Mary Ruefle, MADNESS, RACK AND HONEY (Wave Books). Ruefle’s many books of poetry include Selected Poems (2010), Tristimania (2003), and Cold Pluto (1996); she also creates one-of-a-kind art books (visible on her website) by altering and erasing existing books. This collection of lectures, essays, and aphorisms, with its many digressions, surprises, and asides, considers the evasions and the promises of literature in general, as well as addressing particular poets and poems, such as Giacomo Leopardi and Emily Dickinson; it challenges as it instructs, and instructs as it charms, concluding with several brief “Lectures I Will Never Give.” The collection grew from lectures she gave for graduate students in the MFA program at Vermont College, where she teaches. Ruefle has won, among other awards, a Guggenheim Fellowship and the William Carlos Williams Award from the Poetry Society of America.
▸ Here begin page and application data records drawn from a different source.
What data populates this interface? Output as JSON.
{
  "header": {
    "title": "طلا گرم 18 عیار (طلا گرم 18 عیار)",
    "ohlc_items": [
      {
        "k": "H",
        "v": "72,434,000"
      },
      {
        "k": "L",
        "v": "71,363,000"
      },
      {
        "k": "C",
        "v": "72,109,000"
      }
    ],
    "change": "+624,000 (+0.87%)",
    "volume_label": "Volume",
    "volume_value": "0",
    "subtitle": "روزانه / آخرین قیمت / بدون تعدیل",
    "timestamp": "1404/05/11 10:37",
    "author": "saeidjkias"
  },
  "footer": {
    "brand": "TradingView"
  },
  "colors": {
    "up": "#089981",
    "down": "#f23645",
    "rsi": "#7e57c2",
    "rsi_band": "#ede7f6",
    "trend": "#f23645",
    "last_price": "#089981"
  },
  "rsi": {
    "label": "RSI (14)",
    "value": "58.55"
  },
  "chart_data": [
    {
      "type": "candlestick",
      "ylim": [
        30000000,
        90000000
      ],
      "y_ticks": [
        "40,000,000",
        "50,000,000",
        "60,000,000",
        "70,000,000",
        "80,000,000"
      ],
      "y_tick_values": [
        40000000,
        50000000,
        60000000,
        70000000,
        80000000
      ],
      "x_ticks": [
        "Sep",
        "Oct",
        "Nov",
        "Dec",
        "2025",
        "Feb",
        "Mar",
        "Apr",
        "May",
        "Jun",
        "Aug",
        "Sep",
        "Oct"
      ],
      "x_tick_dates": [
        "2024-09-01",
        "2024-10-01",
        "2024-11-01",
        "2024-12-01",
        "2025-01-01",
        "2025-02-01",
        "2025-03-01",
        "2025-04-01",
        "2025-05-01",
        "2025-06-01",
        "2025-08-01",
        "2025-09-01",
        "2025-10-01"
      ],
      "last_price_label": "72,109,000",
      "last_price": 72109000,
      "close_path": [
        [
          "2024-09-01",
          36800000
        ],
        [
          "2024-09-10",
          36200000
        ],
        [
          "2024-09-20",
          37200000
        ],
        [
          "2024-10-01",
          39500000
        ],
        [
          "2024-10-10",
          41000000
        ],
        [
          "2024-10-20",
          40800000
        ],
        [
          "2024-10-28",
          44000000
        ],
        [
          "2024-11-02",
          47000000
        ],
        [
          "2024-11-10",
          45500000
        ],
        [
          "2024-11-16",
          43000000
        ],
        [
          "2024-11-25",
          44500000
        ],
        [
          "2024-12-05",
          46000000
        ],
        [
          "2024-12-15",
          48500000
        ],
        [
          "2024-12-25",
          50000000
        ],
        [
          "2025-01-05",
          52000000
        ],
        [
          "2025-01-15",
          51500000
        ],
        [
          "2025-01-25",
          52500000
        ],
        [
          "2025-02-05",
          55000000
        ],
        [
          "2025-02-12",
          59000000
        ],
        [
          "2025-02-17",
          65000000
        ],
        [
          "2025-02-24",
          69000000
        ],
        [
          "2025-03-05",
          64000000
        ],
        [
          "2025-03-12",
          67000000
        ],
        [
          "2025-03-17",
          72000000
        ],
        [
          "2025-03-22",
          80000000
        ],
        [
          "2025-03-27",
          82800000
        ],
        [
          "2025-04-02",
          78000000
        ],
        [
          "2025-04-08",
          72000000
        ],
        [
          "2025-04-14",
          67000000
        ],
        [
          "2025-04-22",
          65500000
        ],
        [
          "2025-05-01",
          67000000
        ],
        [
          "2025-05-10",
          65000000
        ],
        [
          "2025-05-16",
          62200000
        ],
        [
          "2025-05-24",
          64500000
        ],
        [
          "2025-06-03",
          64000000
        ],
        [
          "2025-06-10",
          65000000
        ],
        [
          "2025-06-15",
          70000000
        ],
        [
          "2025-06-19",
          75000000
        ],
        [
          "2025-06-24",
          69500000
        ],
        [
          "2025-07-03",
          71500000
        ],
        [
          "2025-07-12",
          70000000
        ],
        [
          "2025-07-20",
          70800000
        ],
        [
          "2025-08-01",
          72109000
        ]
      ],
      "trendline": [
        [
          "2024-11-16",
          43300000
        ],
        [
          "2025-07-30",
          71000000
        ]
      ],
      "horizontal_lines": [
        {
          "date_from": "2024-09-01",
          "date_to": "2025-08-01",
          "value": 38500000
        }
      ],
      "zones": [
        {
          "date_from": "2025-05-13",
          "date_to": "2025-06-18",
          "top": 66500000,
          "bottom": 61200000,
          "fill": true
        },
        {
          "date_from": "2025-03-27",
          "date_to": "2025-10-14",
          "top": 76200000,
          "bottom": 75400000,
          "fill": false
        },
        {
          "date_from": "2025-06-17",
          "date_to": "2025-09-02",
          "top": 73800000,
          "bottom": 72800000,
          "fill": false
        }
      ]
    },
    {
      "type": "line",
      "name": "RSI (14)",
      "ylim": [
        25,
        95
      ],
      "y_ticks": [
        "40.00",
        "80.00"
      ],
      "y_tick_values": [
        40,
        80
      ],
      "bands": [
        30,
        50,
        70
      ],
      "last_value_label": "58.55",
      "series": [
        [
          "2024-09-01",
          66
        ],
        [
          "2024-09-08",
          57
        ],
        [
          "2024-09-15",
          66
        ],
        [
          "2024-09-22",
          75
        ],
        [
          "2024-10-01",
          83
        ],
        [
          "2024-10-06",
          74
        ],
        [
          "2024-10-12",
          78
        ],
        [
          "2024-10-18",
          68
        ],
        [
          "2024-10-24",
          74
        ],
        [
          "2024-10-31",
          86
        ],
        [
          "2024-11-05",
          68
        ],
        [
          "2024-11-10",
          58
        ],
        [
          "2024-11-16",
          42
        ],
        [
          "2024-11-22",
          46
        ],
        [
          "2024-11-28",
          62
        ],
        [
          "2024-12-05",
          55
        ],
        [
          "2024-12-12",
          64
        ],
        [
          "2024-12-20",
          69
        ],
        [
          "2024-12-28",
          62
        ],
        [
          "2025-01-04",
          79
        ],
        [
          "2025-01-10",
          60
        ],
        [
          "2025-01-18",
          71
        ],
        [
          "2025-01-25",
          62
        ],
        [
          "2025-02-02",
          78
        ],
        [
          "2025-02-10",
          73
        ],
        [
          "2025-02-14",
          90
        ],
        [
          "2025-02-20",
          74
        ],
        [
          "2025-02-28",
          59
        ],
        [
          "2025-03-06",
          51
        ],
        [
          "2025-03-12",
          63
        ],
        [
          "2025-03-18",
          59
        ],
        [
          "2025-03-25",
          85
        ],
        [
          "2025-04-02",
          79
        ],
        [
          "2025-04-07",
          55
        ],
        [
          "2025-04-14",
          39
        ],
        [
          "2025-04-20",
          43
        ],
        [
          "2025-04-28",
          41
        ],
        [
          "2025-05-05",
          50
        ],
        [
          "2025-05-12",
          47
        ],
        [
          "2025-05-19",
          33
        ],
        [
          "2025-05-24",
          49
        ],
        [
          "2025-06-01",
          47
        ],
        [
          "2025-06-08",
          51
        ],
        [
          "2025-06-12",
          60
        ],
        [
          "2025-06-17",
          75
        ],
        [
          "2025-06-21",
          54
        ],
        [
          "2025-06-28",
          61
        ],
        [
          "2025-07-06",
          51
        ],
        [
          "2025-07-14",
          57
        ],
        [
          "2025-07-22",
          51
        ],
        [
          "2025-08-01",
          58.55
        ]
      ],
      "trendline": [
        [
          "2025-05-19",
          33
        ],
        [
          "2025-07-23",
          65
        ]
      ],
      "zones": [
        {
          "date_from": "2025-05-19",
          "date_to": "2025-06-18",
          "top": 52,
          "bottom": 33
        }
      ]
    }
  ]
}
Kevin Young, THE GREY ALBUM: ON THE BLACKNESS OF BLACKNESS (Graywolf). Young is Atticus Haygood Professor of Creative Writing and English and the Curator of Literary Collections at Emory University. Among his seven books of poems are Ardency: A Chronicle of the Amistad Rebels (2011); Dear Darkness (2008); and Jelly Roll (2003). Perhaps the most honored poet of his generation, Young also served as editor for the Best American Poetry 2011 and as coeditor for the Collected Poems of Lucille Clifton (2011). He has been a Stegner Fellow at Stanford University as well as a Guggenheim Fellow. The Grey Album, Young’s first collection of his own prose, introduces, critiques, and recommends such models and monuments from the African-American—that is, American—past and present as Langston Hughes, Curtis Mayfield, and Danger Mouse (source for the title), while making larger arguments about black and white, modern and contemporary, and (not least) the author’s native Kansas.
Winners of the National Book Critics Circle book awards will be announced on Thursday, February 28, 2013, at 6:00 p.m. at the New School’s Tishman Auditorium. A finalists’ reading will be held on February 27, 2013, also at 6:00 p.m. at the New School’s Tishman Auditorium. Founded in 1974 in New York City, the NBCC is the sole award bestowed by working critics and book-review editors. For a complete list of finalists, make your way here.